Items from an interface collection:

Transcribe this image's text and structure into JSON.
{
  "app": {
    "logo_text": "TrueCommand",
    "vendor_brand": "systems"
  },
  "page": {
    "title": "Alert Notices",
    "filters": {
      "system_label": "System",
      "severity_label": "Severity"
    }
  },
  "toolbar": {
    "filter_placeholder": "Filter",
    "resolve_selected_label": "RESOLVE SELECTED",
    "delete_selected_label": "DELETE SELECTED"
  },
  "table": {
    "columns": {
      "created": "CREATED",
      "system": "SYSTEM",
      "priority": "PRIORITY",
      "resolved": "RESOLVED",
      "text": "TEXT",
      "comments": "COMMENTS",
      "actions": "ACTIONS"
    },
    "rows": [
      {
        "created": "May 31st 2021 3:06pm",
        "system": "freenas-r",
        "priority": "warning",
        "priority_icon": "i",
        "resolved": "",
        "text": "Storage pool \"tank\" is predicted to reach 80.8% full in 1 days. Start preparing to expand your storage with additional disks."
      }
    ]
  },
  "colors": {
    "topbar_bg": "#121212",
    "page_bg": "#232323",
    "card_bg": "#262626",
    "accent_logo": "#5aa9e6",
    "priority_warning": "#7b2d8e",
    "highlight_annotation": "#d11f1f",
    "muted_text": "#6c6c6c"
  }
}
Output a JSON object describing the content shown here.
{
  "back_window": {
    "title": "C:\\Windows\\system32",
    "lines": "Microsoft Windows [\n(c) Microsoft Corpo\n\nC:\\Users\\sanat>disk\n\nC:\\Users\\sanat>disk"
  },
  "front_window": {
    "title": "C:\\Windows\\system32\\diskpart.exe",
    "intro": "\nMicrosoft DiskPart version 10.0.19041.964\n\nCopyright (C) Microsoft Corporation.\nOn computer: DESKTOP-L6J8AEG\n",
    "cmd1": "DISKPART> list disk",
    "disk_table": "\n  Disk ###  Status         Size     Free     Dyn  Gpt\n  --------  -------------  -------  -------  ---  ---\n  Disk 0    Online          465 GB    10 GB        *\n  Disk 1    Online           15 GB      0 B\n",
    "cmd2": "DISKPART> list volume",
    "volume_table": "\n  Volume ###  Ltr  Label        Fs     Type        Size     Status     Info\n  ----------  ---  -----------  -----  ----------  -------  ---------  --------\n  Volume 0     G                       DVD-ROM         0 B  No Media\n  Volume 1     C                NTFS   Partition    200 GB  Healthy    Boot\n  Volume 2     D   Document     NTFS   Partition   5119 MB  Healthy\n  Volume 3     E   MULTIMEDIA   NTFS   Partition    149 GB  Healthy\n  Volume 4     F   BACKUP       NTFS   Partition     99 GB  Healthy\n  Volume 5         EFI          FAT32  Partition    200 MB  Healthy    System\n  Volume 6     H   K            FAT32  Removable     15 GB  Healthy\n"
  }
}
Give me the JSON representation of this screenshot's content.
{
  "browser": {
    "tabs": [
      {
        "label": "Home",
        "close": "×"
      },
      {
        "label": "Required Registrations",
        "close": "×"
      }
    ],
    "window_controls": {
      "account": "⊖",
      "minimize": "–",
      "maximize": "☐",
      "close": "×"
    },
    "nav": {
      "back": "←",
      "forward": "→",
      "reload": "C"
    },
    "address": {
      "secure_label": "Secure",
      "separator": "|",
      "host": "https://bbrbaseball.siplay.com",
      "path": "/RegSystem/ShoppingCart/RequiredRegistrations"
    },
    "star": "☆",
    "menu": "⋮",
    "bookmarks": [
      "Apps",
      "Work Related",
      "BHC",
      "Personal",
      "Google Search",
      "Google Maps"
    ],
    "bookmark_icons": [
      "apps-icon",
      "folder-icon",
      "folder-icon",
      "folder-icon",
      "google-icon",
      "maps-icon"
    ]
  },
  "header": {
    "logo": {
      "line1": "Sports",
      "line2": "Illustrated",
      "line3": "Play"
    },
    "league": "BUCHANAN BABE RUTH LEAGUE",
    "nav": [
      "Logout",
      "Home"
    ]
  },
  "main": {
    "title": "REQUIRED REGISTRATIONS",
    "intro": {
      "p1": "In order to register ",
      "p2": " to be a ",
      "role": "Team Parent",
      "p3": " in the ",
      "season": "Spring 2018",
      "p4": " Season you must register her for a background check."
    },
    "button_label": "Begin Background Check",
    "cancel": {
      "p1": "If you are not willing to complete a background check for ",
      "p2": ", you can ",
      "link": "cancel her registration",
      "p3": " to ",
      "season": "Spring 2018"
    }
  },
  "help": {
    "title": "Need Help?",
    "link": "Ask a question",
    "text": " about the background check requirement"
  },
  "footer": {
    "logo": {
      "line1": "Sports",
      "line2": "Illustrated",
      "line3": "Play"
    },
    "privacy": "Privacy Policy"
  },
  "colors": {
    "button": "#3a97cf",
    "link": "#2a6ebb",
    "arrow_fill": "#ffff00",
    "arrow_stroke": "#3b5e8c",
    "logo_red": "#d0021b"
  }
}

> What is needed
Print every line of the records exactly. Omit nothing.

> Exercise output
Transcribe this image's text and structure into JSON.
{
  "app": {
    "logo_text": "TrueCommand",
    "vendor_brand": "systems"
  },
  "page": {
    "title": "Alert Notices",
    "filters": {
      "system_label": "System",
      "severity_label": "Severity"
    }
  },
  "toolbar": {
    "filter_placeholder": "Filter",
    "resolve_selected_label": "RESOLVE SELECTED",
    "delete_selected_label": "DELETE SELECTED"
  },
  "table": {
    "columns": {
      "created": "CREATED",
      "system": "SYSTEM",
      "priority": "PRIORITY",
      "resolved": "RESOLVED",
      "text": "TEXT",
      "comments": "COMMENTS",
      "actions": "ACTIONS"
    },
    "rows": [
      {
        "created": "May 31st 2021 3:06pm",
        "system": "freenas-r",
        "priority": "warning",
        "priority_icon": "i",
        "resolved": "",
        "text": "Storage pool \"tank\" is predicted to reach 80.8% full in 1 days. Start preparing to expand your storage with additional disks."
      }
    ]
  },
  "colors": {
    "topbar_bg": "#121212",
    "page_bg": "#232323",
    "card_bg": "#262626",
    "accent_logo": "#5aa9e6",
    "priority_warning": "#7b2d8e",
    "highlight_annotation": "#d11f1f",
    "muted_text": "#6c6c6c"
  }
}
Output a JSON object describing the content shown here.
{
  "back_window": {
    "title": "C:\\Windows\\system32",
    "lines": "Microsoft Windows [\n(c) Microsoft Corpo\n\nC:\\Users\\sanat>disk\n\nC:\\Users\\sanat>disk"
  },
  "front_window": {
    "title": "C:\\Windows\\system32\\diskpart.exe",
    "intro": "\nMicrosoft DiskPart version 10.0.19041.964\n\nCopyright (C) Microsoft Corporation.\nOn computer: DESKTOP-L6J8AEG\n",
    "cmd1": "DISKPART> list disk",
    "disk_table": "\n  Disk ###  Status         Size     Free     Dyn  Gpt\n  --------  -------------  -------  -------  ---  ---\n  Disk 0    Online          465 GB    10 GB        *\n  Disk 1    Online           15 GB      0 B\n",
    "cmd2": "DISKPART> list volume",
    "volume_table": "\n  Volume ###  Ltr  Label        Fs     Type        Size     Status     Info\n  ----------  ---  -----------  -----  ----------  -------  ---------  --------\n  Volume 0     G                       DVD-ROM         0 B  No Media\n  Volume 1     C                NTFS   Partition    200 GB  Healthy    Boot\n  Volume 2     D   Document     NTFS   Partition   5119 MB  Healthy\n  Volume 3     E   MULTIMEDIA   NTFS   Partition    149 GB  Healthy\n  Volume 4     F   BACKUP       NTFS   Partition     99 GB  Healthy\n  Volume 5         EFI          FAT32  Partition    200 MB  Healthy    System\n  Volume 6     H   K            FAT32  Removable     15 GB  Healthy\n"
  }
}
Give me the JSON representation of this screenshot's content.
{
  "browser": {
    "tabs": [
      {
        "label": "Home",
        "close": "×"
      },
      {
        "label": "Required Registrations",
        "close": "×"
      }
    ],
    "window_controls": {
      "account": "⊖",
      "minimize": "–",
      "maximize": "☐",
      "close": "×"
    },
    "nav": {
      "back": "←",
      "forward": "→",
      "reload": "C"
    },
    "address": {
      "secure_label": "Secure",
      "separator": "|",
      "host": "https://bbrbaseball.siplay.com",
      "path": "/RegSystem/ShoppingCart/RequiredRegistrations"
    },
    "star": "☆",
    "menu": "⋮",
    "bookmarks": [
      "Apps",
      "Work Related",
      "BHC",
      "Personal",
      "Google Search",
      "Google Maps"
    ],
    "bookmark_icons": [
      "apps-icon",
      "folder-icon",
      "folder-icon",
      "folder-icon",
      "google-icon",
      "maps-icon"
    ]
  },
  "header": {
    "logo": {
      "line1": "Sports",
      "line2": "Illustrated",
      "line3": "Play"
    },
    "league": "BUCHANAN BABE RUTH LEAGUE",
    "nav": [
      "Logout",
      "Home"
    ]
  },
  "main": {
    "title": "REQUIRED REGISTRATIONS",
    "intro": {
      "p1": "In order to register ",
      "p2": " to be a ",
      "role": "Team Parent",
      "p3": " in the ",
      "season": "Spring 2018",
      "p4": " Season you must register her for a background check."
    },
    "button_label": "Begin Background Check",
    "cancel": {
      "p1": "If you are not willing to complete a background check for ",
      "p2": ", you can ",
      "link": "cancel her registration",
      "p3": " to ",
      "season": "Spring 2018"
    }
  },
  "help": {
    "title": "Need Help?",
    "link": "Ask a question",
    "text": " about the background check requirement"
  },
  "footer": {
    "logo": {
      "line1": "Sports",
      "line2": "Illustrated",
      "line3": "Play"
    },
    "privacy": "Privacy Policy"
  },
  "colors": {
    "button": "#3a97cf",
    "link": "#2a6ebb",
    "arrow_fill": "#ffff00",
    "arrow_stroke": "#3b5e8c",
    "logo_red": "#d0021b"
  }
}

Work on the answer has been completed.